(Entries from a dataset of interfaces)
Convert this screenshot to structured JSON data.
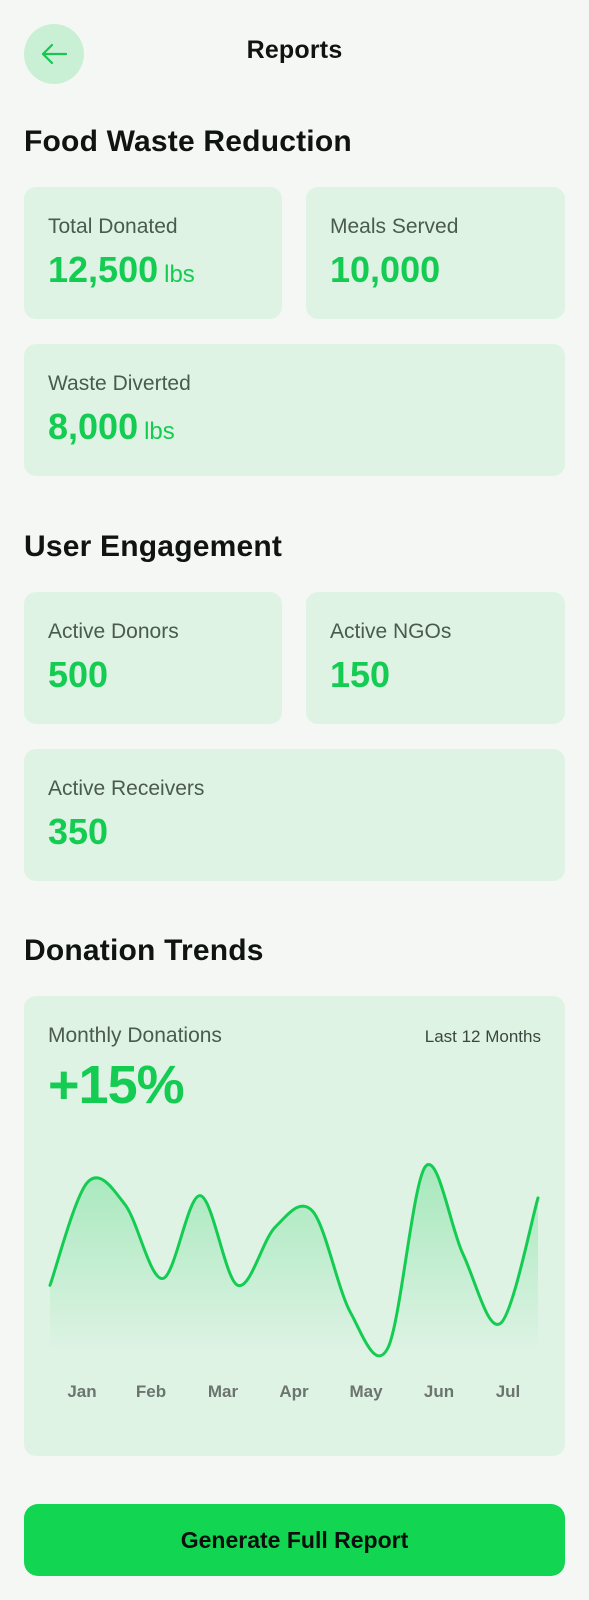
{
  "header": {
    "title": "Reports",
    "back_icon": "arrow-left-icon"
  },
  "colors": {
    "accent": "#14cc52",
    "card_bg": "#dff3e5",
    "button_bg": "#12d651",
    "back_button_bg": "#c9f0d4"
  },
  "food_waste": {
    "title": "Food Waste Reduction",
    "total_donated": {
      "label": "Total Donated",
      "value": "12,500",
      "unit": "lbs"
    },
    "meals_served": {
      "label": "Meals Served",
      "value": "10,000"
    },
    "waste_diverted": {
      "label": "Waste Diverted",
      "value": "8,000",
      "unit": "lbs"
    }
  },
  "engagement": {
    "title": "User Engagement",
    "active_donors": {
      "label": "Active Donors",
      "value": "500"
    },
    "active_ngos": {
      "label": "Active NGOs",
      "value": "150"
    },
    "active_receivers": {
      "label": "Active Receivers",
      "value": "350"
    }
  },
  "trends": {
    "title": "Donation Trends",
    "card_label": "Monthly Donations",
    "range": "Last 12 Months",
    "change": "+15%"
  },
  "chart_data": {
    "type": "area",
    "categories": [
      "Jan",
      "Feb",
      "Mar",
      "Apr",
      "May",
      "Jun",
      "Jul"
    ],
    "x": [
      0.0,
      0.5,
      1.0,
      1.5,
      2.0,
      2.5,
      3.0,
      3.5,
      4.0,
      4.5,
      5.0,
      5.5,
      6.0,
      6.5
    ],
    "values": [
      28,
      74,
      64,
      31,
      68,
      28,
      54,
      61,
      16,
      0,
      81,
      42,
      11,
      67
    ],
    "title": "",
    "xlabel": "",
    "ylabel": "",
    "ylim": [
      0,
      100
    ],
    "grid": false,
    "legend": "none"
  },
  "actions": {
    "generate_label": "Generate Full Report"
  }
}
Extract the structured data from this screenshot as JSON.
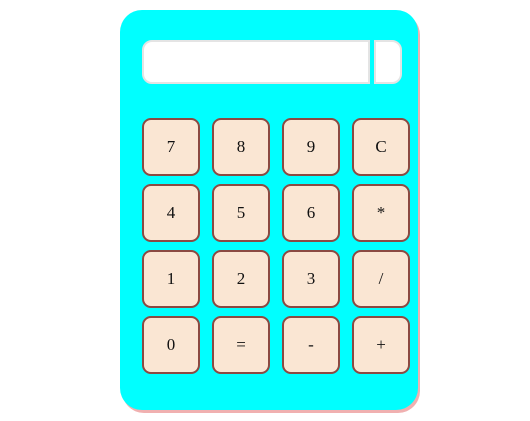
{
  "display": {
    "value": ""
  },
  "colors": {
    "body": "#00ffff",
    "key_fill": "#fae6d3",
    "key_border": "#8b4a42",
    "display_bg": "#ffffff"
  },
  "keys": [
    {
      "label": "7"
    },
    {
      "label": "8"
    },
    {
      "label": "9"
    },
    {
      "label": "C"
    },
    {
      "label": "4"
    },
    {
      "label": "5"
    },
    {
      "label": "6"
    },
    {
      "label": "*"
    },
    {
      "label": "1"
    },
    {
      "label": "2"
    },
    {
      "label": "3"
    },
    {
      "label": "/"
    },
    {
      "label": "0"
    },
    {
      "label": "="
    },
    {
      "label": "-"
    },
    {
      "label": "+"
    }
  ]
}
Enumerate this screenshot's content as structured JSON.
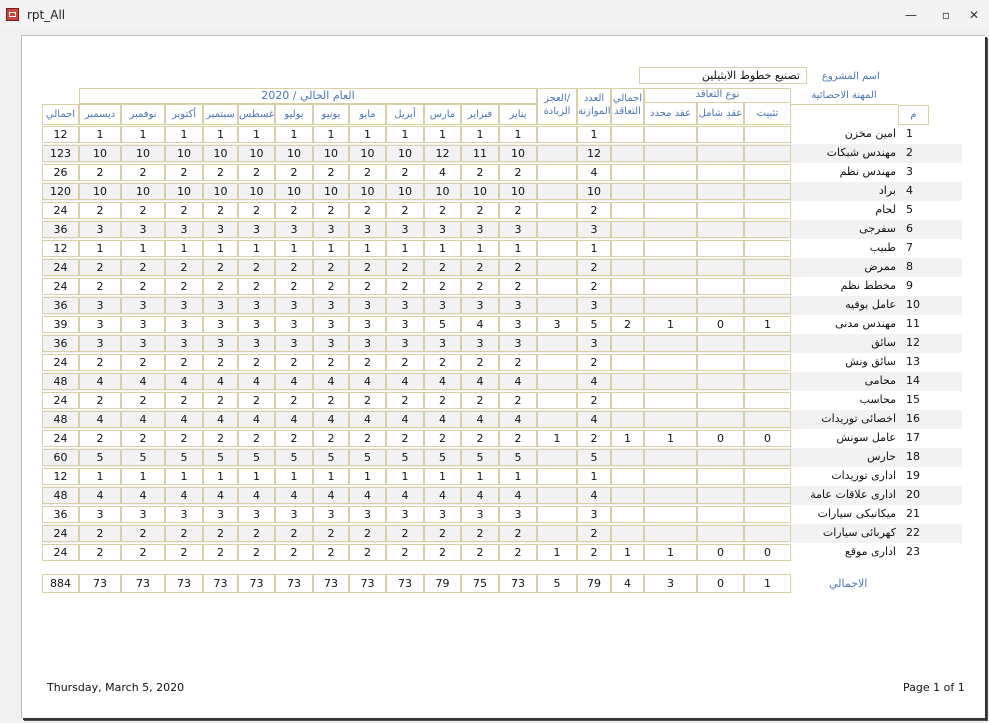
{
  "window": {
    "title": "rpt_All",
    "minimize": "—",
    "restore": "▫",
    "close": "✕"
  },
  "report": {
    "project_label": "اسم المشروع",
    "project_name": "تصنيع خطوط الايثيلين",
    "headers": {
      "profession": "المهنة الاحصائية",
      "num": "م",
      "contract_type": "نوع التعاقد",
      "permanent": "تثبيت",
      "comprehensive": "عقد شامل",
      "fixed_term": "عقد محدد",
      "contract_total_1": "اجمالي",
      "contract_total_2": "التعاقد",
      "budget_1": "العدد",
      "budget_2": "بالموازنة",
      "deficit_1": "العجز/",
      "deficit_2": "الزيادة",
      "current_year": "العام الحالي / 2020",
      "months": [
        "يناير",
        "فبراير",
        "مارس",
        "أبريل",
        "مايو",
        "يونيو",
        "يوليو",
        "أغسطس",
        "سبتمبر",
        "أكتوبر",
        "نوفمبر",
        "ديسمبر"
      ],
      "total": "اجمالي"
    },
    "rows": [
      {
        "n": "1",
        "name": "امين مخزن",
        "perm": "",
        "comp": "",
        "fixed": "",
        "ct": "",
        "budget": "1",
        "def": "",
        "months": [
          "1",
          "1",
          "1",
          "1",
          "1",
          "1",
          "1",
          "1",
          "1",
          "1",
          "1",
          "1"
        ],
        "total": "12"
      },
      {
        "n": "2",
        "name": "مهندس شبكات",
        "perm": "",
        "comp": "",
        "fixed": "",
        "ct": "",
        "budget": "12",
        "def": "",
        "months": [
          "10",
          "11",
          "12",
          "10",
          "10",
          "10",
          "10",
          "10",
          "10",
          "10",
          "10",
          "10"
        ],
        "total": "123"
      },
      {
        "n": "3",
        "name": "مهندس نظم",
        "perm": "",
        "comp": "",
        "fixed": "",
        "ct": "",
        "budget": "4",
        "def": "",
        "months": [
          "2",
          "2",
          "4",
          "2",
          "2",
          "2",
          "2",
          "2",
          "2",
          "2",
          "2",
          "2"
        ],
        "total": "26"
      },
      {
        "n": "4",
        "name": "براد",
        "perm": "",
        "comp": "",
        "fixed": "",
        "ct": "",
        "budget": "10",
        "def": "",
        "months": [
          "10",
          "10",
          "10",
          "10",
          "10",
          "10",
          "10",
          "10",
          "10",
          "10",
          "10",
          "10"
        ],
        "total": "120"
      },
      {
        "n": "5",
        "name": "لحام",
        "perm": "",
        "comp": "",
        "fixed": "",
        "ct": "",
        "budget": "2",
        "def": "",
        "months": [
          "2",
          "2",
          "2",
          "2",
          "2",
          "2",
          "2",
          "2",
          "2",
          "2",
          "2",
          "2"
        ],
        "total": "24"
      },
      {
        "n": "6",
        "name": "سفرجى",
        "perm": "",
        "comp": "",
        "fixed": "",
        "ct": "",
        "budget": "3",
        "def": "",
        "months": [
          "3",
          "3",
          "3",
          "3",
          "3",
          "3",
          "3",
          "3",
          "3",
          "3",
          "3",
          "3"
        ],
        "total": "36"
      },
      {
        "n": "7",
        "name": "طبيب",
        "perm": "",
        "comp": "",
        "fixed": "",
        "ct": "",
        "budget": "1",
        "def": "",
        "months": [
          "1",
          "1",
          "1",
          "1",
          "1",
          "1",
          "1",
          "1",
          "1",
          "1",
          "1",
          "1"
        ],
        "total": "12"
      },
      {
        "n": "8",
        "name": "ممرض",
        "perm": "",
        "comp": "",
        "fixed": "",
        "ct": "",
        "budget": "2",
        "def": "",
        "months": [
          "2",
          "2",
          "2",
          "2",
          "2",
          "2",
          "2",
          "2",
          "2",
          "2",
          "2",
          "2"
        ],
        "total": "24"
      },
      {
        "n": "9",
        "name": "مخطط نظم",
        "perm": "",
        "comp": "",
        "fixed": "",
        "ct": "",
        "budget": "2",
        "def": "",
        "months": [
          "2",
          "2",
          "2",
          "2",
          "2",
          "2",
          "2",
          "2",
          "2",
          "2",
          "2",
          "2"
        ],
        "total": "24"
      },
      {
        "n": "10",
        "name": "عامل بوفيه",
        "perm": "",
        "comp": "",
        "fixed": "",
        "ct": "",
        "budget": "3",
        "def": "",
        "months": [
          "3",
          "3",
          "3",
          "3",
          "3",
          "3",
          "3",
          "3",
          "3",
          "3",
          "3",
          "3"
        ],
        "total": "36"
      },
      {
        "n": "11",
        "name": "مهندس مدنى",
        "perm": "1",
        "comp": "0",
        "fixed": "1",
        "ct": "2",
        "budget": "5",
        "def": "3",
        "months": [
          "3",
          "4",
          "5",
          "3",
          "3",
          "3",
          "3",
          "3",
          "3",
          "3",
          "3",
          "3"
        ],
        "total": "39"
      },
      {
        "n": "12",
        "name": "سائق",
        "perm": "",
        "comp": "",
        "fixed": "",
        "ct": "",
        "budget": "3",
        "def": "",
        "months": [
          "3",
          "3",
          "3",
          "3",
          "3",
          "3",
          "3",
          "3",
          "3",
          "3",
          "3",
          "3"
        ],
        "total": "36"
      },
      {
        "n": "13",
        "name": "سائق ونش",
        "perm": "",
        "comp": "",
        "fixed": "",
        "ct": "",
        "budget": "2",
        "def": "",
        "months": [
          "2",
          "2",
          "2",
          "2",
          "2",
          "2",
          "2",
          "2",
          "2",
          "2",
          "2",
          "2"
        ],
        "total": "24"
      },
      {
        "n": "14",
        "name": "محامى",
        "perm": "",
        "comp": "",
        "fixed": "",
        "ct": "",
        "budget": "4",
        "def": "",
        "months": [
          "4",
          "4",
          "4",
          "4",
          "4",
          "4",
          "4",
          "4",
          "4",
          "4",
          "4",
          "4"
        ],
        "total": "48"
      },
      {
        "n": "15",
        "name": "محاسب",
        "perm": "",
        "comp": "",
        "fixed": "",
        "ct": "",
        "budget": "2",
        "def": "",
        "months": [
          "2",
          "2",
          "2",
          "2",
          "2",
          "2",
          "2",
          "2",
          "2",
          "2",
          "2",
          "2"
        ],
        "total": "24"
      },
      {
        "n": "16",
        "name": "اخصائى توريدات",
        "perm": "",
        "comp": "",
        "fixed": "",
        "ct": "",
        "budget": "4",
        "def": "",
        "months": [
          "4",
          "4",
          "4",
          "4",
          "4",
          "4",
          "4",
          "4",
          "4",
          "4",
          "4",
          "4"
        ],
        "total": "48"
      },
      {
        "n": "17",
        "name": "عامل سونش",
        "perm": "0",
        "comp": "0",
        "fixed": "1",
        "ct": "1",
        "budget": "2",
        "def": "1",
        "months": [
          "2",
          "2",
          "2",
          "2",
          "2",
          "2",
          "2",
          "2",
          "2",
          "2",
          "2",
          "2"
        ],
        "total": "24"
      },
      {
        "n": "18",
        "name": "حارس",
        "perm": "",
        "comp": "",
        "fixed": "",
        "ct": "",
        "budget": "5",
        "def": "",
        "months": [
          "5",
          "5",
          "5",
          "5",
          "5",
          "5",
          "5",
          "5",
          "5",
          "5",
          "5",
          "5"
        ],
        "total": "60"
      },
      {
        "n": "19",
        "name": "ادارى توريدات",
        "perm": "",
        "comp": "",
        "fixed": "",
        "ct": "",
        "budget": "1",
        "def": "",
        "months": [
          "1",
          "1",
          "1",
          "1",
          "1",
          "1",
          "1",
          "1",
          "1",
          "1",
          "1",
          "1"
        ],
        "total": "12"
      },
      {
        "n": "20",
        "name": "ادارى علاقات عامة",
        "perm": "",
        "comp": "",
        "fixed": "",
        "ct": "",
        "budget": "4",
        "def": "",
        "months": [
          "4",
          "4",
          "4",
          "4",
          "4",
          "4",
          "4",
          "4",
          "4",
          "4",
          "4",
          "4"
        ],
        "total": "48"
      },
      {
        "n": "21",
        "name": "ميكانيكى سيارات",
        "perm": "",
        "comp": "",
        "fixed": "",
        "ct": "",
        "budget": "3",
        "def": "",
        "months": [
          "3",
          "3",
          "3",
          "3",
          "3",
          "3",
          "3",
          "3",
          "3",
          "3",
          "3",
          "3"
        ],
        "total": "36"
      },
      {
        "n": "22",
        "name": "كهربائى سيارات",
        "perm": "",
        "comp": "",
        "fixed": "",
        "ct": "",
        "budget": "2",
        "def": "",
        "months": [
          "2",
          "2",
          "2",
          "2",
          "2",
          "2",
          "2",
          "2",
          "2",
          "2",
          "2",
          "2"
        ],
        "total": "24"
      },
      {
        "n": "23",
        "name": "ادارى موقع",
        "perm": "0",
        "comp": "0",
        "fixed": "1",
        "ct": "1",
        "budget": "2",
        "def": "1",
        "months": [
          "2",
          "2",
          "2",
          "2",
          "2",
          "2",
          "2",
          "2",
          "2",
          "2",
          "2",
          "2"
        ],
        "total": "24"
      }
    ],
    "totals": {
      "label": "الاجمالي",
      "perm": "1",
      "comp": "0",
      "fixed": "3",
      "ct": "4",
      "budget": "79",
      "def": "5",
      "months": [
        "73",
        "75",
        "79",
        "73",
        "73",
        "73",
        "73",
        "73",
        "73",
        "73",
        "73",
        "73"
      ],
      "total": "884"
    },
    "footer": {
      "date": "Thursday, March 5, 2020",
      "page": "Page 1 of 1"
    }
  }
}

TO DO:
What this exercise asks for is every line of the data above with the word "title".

SOLUTION:
    "title": "Reports",
    "title": "Food Waste Reduction",
    "title": "User Engagement",
    "title": "Donation Trends",
    "title": "",
    "title": "rpt_All",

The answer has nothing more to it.